WORK INSTRUCTIONS: When a line in the material contains the word "subtitle", copy it.

DATA SHOWN:
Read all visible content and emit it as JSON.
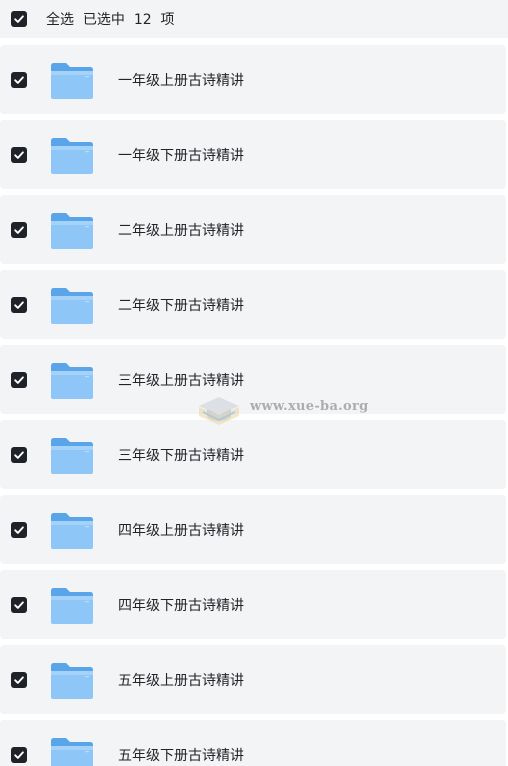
{
  "header": {
    "select_all_label": "全选",
    "selected_prefix": "已选中",
    "selected_count": "12",
    "selected_suffix": "项",
    "checked": true
  },
  "folders": [
    {
      "name": "一年级上册古诗精讲",
      "checked": true
    },
    {
      "name": "一年级下册古诗精讲",
      "checked": true
    },
    {
      "name": "二年级上册古诗精讲",
      "checked": true
    },
    {
      "name": "二年级下册古诗精讲",
      "checked": true
    },
    {
      "name": "三年级上册古诗精讲",
      "checked": true
    },
    {
      "name": "三年级下册古诗精讲",
      "checked": true
    },
    {
      "name": "四年级上册古诗精讲",
      "checked": true
    },
    {
      "name": "四年级下册古诗精讲",
      "checked": true
    },
    {
      "name": "五年级上册古诗精讲",
      "checked": true
    },
    {
      "name": "五年级下册古诗精讲",
      "checked": true
    }
  ],
  "watermark": {
    "text": "www.xue-ba.org"
  },
  "colors": {
    "checkbox_fill": "#1f2329",
    "row_background": "#f3f4f6",
    "folder_blue": "#6fb6f4",
    "text": "#222428"
  },
  "icons": {
    "checkbox": "checkbox-checked-icon",
    "folder": "folder-icon"
  }
}
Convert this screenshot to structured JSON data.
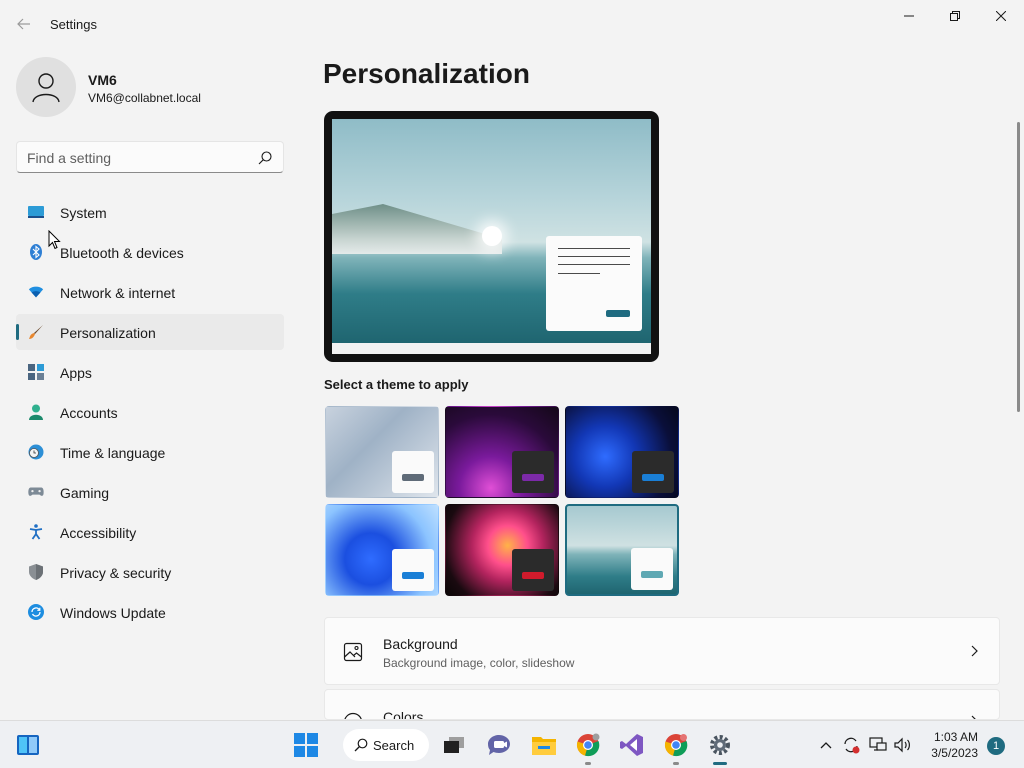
{
  "window": {
    "title": "Settings"
  },
  "user": {
    "name": "VM6",
    "email": "VM6@collabnet.local"
  },
  "search": {
    "placeholder": "Find a setting"
  },
  "sidebar": {
    "items": [
      {
        "label": "System",
        "icon": "system-icon",
        "selected": false
      },
      {
        "label": "Bluetooth & devices",
        "icon": "bluetooth-icon",
        "selected": false
      },
      {
        "label": "Network & internet",
        "icon": "wifi-icon",
        "selected": false
      },
      {
        "label": "Personalization",
        "icon": "brush-icon",
        "selected": true
      },
      {
        "label": "Apps",
        "icon": "apps-icon",
        "selected": false
      },
      {
        "label": "Accounts",
        "icon": "person-icon",
        "selected": false
      },
      {
        "label": "Time & language",
        "icon": "clock-globe-icon",
        "selected": false
      },
      {
        "label": "Gaming",
        "icon": "gamepad-icon",
        "selected": false
      },
      {
        "label": "Accessibility",
        "icon": "accessibility-icon",
        "selected": false
      },
      {
        "label": "Privacy & security",
        "icon": "shield-icon",
        "selected": false
      },
      {
        "label": "Windows Update",
        "icon": "update-icon",
        "selected": false
      }
    ]
  },
  "main": {
    "title": "Personalization",
    "theme_heading": "Select a theme to apply",
    "themes": [
      {
        "name": "windows-light-bloom",
        "selected": false
      },
      {
        "name": "windows-glow",
        "selected": false
      },
      {
        "name": "windows-dark-bloom",
        "selected": false
      },
      {
        "name": "windows-light-blue-bloom",
        "selected": false
      },
      {
        "name": "windows-captured-motion",
        "selected": false
      },
      {
        "name": "windows-lake",
        "selected": true
      }
    ],
    "settings": [
      {
        "title": "Background",
        "subtitle": "Background image, color, slideshow",
        "icon": "image-icon"
      },
      {
        "title": "Colors",
        "subtitle": "",
        "icon": "palette-icon"
      }
    ]
  },
  "taskbar": {
    "search_label": "Search",
    "time": "1:03 AM",
    "date": "3/5/2023",
    "notifications": "1"
  },
  "colors": {
    "accent": "#1f6b80",
    "background": "#f3f3f3"
  }
}
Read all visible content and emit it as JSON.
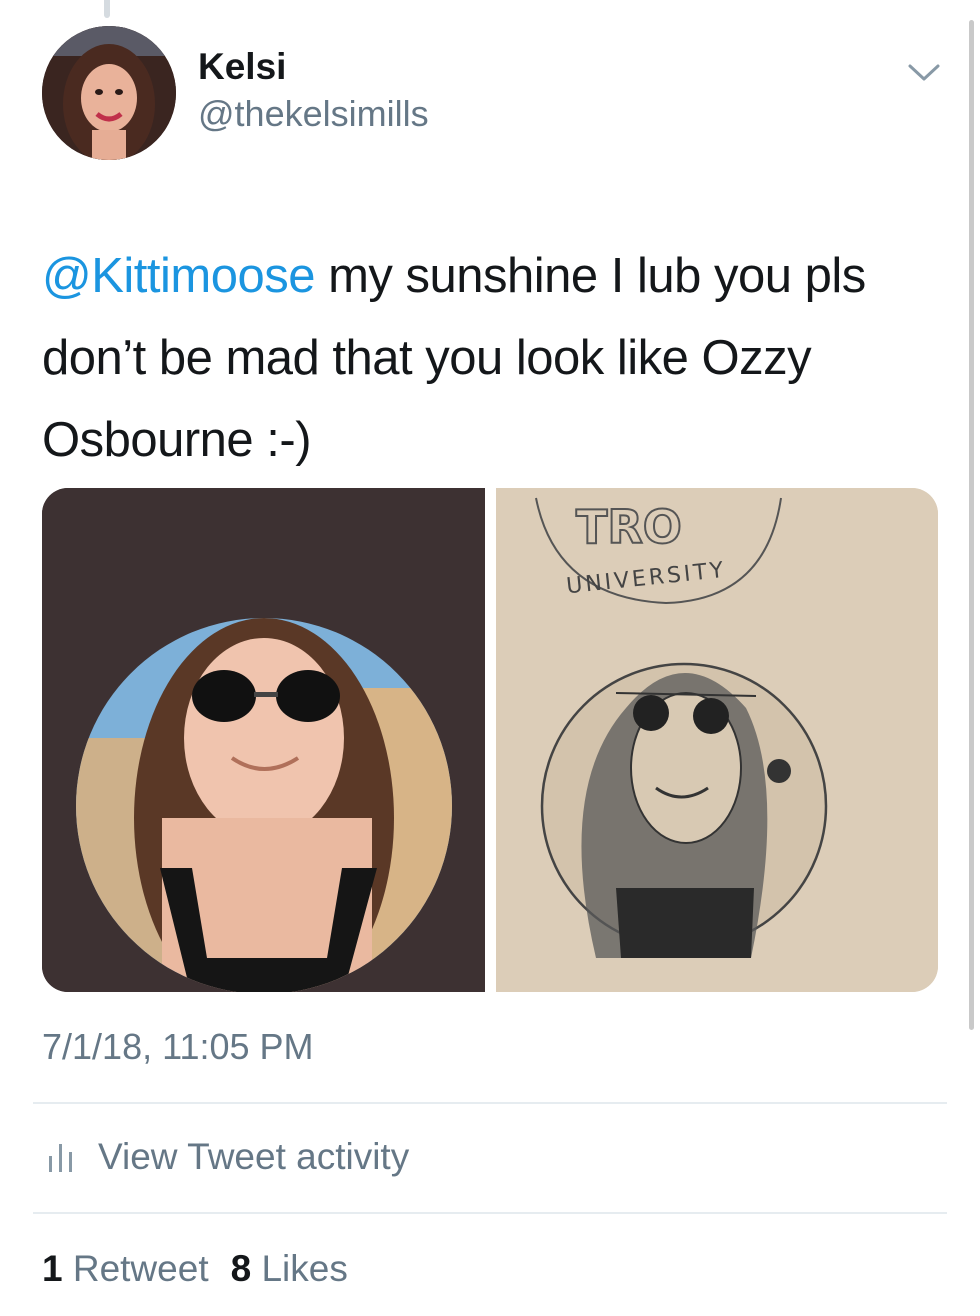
{
  "author": {
    "name": "Kelsi",
    "handle": "@thekelsimills"
  },
  "tweet": {
    "mention": "@Kittimoose",
    "text": " my sunshine I lub you pls don’t be mad that you look like Ozzy Osbourne :-)",
    "timestamp": "7/1/18, 11:05 PM"
  },
  "media": {
    "right_drawing_text": "UNIVERSITY"
  },
  "activity": {
    "label": "View Tweet activity",
    "icon": "bar-chart-icon"
  },
  "stats": {
    "retweets_count": "1",
    "retweets_label": "Retweet",
    "likes_count": "8",
    "likes_label": "Likes"
  },
  "colors": {
    "link": "#1b95e0",
    "secondary_text": "#657786",
    "primary_text": "#14171a"
  }
}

TASK RESPONSE:
        "subtitle": "Background image, color, slideshow",
        "subtitle": "",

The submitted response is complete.